Somalia and Kenya have announced the resumption of their diplomatic ties Thursday following mediation brokered by Qatar.
Speaking to the media in Mogadishu, Somalia's minister for foreign affairs and international cooperation, Mohamed Abdirizack, said Nairobi has agreed not to interfere in the domestic affairs as a condition.
Abdirizack said the foreign policy of Somalia does not tolerate domestic affairs interference. He added respect for sovereignty, no interference in internal political affairs and borders are the foundations of the African Union principles.
As the two neighboring states are working on a new diplomatic engagement, various businesses have been affected during the diplomatic tension.
Among them is Somalia's travel, tourism and cargo sector.
Ali Ahmed Farah, manager of Idil travel and general services in Mogadishu, said the five-month break in relations reduced travel between Somalia and Kenya.
Farah said before Somalia severed diplomatic ties with Kenya, there were five or six daily direct flights between Mogadishu and Nairobi, but the number has been reduced to one or two. He added that the passengers they serve also faced immense visa restrictions due to the closure of diplomatic missions.
Somalia's government's ban on Kenyan flights carrying the mild narcotic drug khat has remained in place since March of last year, while Kenyan farmers still count losses.
At the same time, Somali cargo business operators face challenges from Kenyan authorities.
Mohamud Jamaa from Easy Way Cargo said business has dropped in the past five months.
He said since the two countries engaged in the diplomatic dispute the few airlines transiting Mogadishu - Nairobi route rejected to offer cargo services for fear of consequences from immigration officials. He said they hope business will improve after the announcement of new relations when the two neighbors will lift restrictions.
Qatar's special envoy for mediation of conflict resolution, Mutlaq Al Qahtani, met with officials from both countries in an effort to repair relations.
But Kenya and Somalia still have issues to resolve, the biggest being a dispute over maritime energy rights.
The case was filed in 2014 by Somalia at the International Court of Justice (ICJ) - the United Nations' highest court for disputes between states -- and a decision could determine rights to exploit oil and gas deposits in the deep waters off the East African coastline.
Adan Makina, a doctoral student at Walden University in the United States, said it's hard to tell how the ICJ might deal with the case.
"These are two neighboring countries that have had political altercations for a long time.
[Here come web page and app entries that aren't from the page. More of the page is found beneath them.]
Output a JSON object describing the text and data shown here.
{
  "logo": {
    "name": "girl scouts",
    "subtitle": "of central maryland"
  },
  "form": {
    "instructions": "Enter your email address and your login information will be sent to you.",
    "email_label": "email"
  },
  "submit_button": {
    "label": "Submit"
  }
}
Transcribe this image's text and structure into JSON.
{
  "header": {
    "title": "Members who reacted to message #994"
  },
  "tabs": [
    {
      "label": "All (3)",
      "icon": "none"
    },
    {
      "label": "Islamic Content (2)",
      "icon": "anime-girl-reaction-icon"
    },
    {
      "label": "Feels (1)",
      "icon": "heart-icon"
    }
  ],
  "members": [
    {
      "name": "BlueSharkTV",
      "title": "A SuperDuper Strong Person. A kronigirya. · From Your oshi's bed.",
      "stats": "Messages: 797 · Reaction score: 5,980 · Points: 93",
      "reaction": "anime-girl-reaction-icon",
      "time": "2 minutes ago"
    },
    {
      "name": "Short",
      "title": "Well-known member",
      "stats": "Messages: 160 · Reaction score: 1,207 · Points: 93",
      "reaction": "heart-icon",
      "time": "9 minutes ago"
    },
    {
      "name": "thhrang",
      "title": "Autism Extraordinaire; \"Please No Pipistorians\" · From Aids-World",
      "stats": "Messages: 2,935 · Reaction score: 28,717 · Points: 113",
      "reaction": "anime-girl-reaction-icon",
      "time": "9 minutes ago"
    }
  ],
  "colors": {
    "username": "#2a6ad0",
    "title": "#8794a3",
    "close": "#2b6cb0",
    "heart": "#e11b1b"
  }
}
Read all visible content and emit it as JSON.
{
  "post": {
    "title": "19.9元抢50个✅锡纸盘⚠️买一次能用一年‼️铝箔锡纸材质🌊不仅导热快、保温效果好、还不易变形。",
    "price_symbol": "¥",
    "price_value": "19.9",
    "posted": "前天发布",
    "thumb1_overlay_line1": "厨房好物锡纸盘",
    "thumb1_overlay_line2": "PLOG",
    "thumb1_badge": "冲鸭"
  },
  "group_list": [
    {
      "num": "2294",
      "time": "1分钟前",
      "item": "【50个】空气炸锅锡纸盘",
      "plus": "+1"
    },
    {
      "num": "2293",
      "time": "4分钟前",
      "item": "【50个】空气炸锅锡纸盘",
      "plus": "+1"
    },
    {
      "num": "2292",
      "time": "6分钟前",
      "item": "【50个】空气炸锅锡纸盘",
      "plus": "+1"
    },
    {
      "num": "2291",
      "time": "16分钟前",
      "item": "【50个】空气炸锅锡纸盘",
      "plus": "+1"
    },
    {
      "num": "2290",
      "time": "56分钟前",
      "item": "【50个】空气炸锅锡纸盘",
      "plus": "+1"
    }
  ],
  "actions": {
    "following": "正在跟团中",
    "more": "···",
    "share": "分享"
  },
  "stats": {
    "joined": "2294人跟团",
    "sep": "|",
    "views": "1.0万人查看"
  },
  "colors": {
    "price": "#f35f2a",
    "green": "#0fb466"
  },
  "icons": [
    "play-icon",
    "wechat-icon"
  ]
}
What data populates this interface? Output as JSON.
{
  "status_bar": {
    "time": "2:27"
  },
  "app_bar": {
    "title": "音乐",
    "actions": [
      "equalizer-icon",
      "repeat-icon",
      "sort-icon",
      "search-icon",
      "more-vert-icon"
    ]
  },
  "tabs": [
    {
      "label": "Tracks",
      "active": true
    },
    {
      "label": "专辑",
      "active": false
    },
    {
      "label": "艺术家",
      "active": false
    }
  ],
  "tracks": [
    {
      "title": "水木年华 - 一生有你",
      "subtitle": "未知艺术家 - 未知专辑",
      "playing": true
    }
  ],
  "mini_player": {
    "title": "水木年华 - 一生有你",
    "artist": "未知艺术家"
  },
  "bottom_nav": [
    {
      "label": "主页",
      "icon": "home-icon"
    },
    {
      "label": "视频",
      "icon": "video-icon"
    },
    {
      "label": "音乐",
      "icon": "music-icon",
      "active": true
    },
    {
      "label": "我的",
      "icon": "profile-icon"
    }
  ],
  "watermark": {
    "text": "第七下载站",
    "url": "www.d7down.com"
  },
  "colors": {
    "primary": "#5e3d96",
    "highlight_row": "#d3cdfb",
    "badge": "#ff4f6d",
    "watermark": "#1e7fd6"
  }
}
Between 1935-1945 the two colonial powers of Italy and Britain couldn't resolve this maritime dispute and they decided to leave it the way it is. How the two nations can agree on how to reach a resolution is hard to tell," Makina said.
In March, Kenya refused to participate in ICJ hearings about the dispute, citing alleged bias by the court.